WORK INSTRUCTIONS:
Although pictures appear in the records, the copy must leave them out and match everything else exactly.

PROVIDED ENTRIES:
'''

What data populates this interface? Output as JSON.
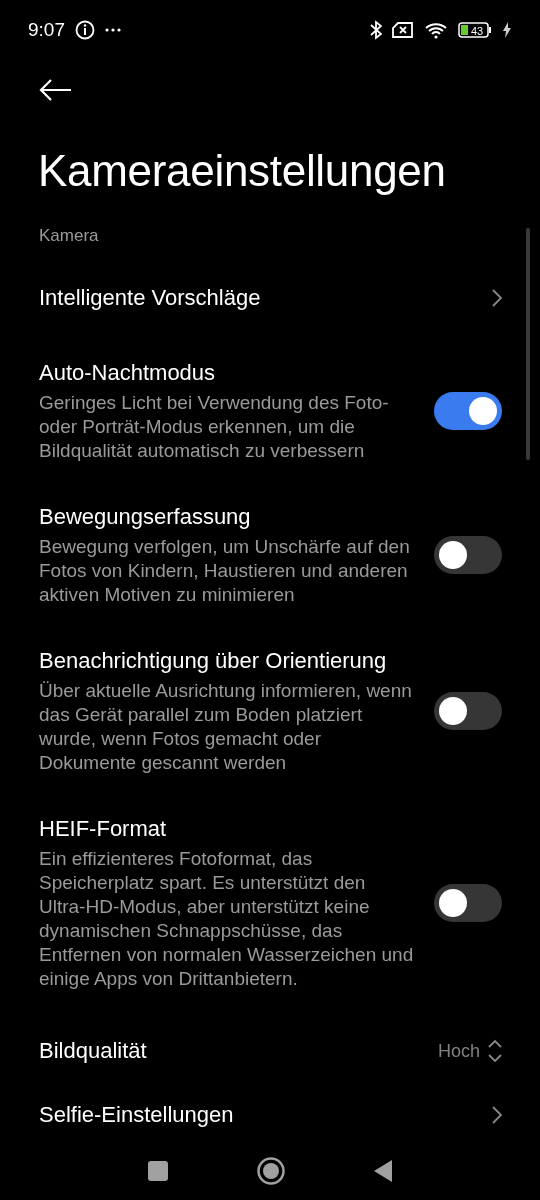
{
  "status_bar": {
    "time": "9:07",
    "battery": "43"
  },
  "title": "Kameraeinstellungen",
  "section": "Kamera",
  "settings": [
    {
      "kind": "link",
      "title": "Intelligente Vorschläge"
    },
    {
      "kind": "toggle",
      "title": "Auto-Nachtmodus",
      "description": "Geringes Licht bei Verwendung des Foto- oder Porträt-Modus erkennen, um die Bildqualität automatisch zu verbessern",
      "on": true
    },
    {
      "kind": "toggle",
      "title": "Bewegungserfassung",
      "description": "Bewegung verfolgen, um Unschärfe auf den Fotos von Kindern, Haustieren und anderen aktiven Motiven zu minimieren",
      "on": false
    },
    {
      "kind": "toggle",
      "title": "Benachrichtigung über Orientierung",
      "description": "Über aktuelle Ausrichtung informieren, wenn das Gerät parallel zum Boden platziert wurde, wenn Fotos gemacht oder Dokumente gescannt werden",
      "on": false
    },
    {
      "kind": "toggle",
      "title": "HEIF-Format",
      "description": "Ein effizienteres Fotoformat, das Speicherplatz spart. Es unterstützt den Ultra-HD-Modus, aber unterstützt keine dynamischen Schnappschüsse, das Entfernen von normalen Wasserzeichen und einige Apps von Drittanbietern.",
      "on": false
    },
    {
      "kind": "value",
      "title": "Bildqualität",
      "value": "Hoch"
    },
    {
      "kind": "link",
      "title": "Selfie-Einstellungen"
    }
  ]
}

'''

OUTPUT OF THE EXERCISE:
What data populates this interface? Output as JSON.
{
  "status_bar": {
    "time": "9:07",
    "battery": "43"
  },
  "title": "Kameraeinstellungen",
  "section": "Kamera",
  "settings": [
    {
      "kind": "link",
      "title": "Intelligente Vorschläge"
    },
    {
      "kind": "toggle",
      "title": "Auto-Nachtmodus",
      "description": "Geringes Licht bei Verwendung des Foto- oder Porträt-Modus erkennen, um die Bildqualität automatisch zu verbessern",
      "on": true
    },
    {
      "kind": "toggle",
      "title": "Bewegungserfassung",
      "description": "Bewegung verfolgen, um Unschärfe auf den Fotos von Kindern, Haustieren und anderen aktiven Motiven zu minimieren",
      "on": false
    },
    {
      "kind": "toggle",
      "title": "Benachrichtigung über Orientierung",
      "description": "Über aktuelle Ausrichtung informieren, wenn das Gerät parallel zum Boden platziert wurde, wenn Fotos gemacht oder Dokumente gescannt werden",
      "on": false
    },
    {
      "kind": "toggle",
      "title": "HEIF-Format",
      "description": "Ein effizienteres Fotoformat, das Speicherplatz spart. Es unterstützt den Ultra-HD-Modus, aber unterstützt keine dynamischen Schnappschüsse, das Entfernen von normalen Wasserzeichen und einige Apps von Drittanbietern.",
      "on": false
    },
    {
      "kind": "value",
      "title": "Bildqualität",
      "value": "Hoch"
    },
    {
      "kind": "link",
      "title": "Selfie-Einstellungen"
    }
  ]
}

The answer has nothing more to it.